[Data items]
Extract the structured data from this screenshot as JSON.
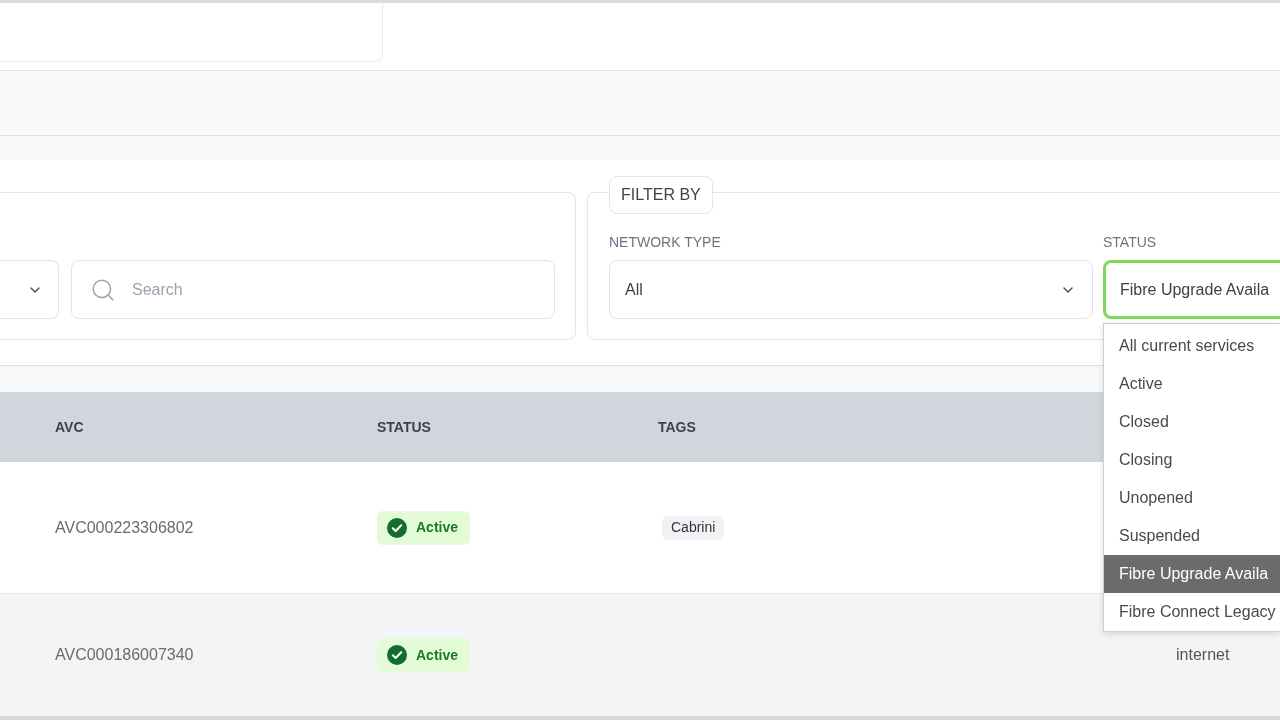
{
  "filters": {
    "search": {
      "placeholder": "Search"
    },
    "filter_by": {
      "legend": "FILTER BY",
      "network_type": {
        "label": "NETWORK TYPE",
        "value": "All"
      },
      "status": {
        "label": "STATUS",
        "value": "Fibre Upgrade Availa",
        "expanded": true,
        "options": [
          {
            "label": "All current services",
            "selected": false
          },
          {
            "label": "Active",
            "selected": false
          },
          {
            "label": "Closed",
            "selected": false
          },
          {
            "label": "Closing",
            "selected": false
          },
          {
            "label": "Unopened",
            "selected": false
          },
          {
            "label": "Suspended",
            "selected": false
          },
          {
            "label": "Fibre Upgrade Availa",
            "selected": true
          },
          {
            "label": "Fibre Connect Legacy",
            "selected": false
          }
        ]
      }
    }
  },
  "table": {
    "columns": [
      "AVC",
      "STATUS",
      "TAGS"
    ],
    "rows": [
      {
        "avc": "AVC000223306802",
        "status": "Active",
        "tags": [
          "Cabrini"
        ]
      },
      {
        "avc": "AVC000186007340",
        "status": "Active",
        "column_4": "internet"
      }
    ]
  }
}
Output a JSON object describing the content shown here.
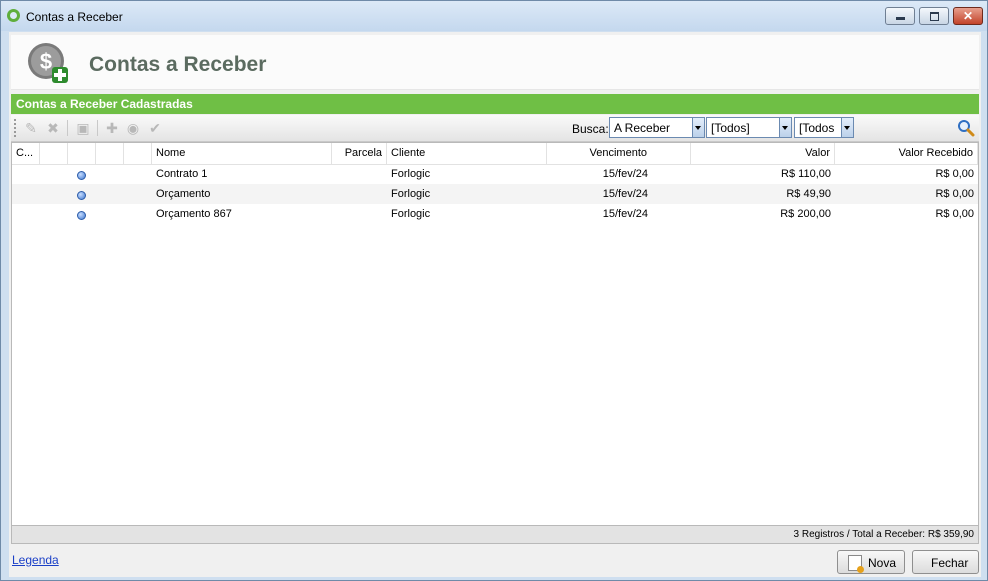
{
  "window": {
    "title": "Contas a Receber"
  },
  "header": {
    "title": "Contas a Receber"
  },
  "section": {
    "title": "Contas a Receber Cadastradas"
  },
  "toolbar": {
    "busca_label": "Busca:",
    "filters": [
      "A Receber",
      "[Todos]",
      "[Todos"
    ]
  },
  "table": {
    "columns": [
      "C...",
      "",
      "",
      "",
      "",
      "Nome",
      "Parcela",
      "Cliente",
      "Vencimento",
      "Valor",
      "Valor Recebido"
    ],
    "rows": [
      {
        "nome": "Contrato 1",
        "parcela": "",
        "cliente": "Forlogic",
        "vencimento": "15/fev/24",
        "valor": "R$ 110,00",
        "valor_recebido": "R$ 0,00"
      },
      {
        "nome": "Orçamento",
        "parcela": "",
        "cliente": "Forlogic",
        "vencimento": "15/fev/24",
        "valor": "R$ 49,90",
        "valor_recebido": "R$ 0,00"
      },
      {
        "nome": "Orçamento 867",
        "parcela": "",
        "cliente": "Forlogic",
        "vencimento": "15/fev/24",
        "valor": "R$ 200,00",
        "valor_recebido": "R$ 0,00"
      }
    ]
  },
  "status": {
    "summary": "3 Registros / Total a Receber: R$ 359,90"
  },
  "footer": {
    "legend_link": "Legenda",
    "nova_label": "Nova",
    "fechar_label": "Fechar"
  }
}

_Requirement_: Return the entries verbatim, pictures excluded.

_Solution for this task_:
Extract the structured data from this screenshot as JSON.
{
  "filters": {
    "search": {
      "placeholder": "Search"
    },
    "filter_by": {
      "legend": "FILTER BY",
      "network_type": {
        "label": "NETWORK TYPE",
        "value": "All"
      },
      "status": {
        "label": "STATUS",
        "value": "Fibre Upgrade Availa",
        "expanded": true,
        "options": [
          {
            "label": "All current services",
            "selected": false
          },
          {
            "label": "Active",
            "selected": false
          },
          {
            "label": "Closed",
            "selected": false
          },
          {
            "label": "Closing",
            "selected": false
          },
          {
            "label": "Unopened",
            "selected": false
          },
          {
            "label": "Suspended",
            "selected": false
          },
          {
            "label": "Fibre Upgrade Availa",
            "selected": true
          },
          {
            "label": "Fibre Connect Legacy",
            "selected": false
          }
        ]
      }
    }
  },
  "table": {
    "columns": [
      "AVC",
      "STATUS",
      "TAGS"
    ],
    "rows": [
      {
        "avc": "AVC000223306802",
        "status": "Active",
        "tags": [
          "Cabrini"
        ]
      },
      {
        "avc": "AVC000186007340",
        "status": "Active",
        "column_4": "internet"
      }
    ]
  }
}
Output a JSON object describing the content shown here.
{
  "window": {
    "title": "Contas a Receber"
  },
  "header": {
    "title": "Contas a Receber"
  },
  "section": {
    "title": "Contas a Receber Cadastradas"
  },
  "toolbar": {
    "busca_label": "Busca:",
    "filters": [
      "A Receber",
      "[Todos]",
      "[Todos"
    ]
  },
  "table": {
    "columns": [
      "C...",
      "",
      "",
      "",
      "",
      "Nome",
      "Parcela",
      "Cliente",
      "Vencimento",
      "Valor",
      "Valor Recebido"
    ],
    "rows": [
      {
        "nome": "Contrato 1",
        "parcela": "",
        "cliente": "Forlogic",
        "vencimento": "15/fev/24",
        "valor": "R$ 110,00",
        "valor_recebido": "R$ 0,00"
      },
      {
        "nome": "Orçamento",
        "parcela": "",
        "cliente": "Forlogic",
        "vencimento": "15/fev/24",
        "valor": "R$ 49,90",
        "valor_recebido": "R$ 0,00"
      },
      {
        "nome": "Orçamento 867",
        "parcela": "",
        "cliente": "Forlogic",
        "vencimento": "15/fev/24",
        "valor": "R$ 200,00",
        "valor_recebido": "R$ 0,00"
      }
    ]
  },
  "status": {
    "summary": "3 Registros / Total a Receber: R$ 359,90"
  },
  "footer": {
    "legend_link": "Legenda",
    "nova_label": "Nova",
    "fechar_label": "Fechar"
  }
}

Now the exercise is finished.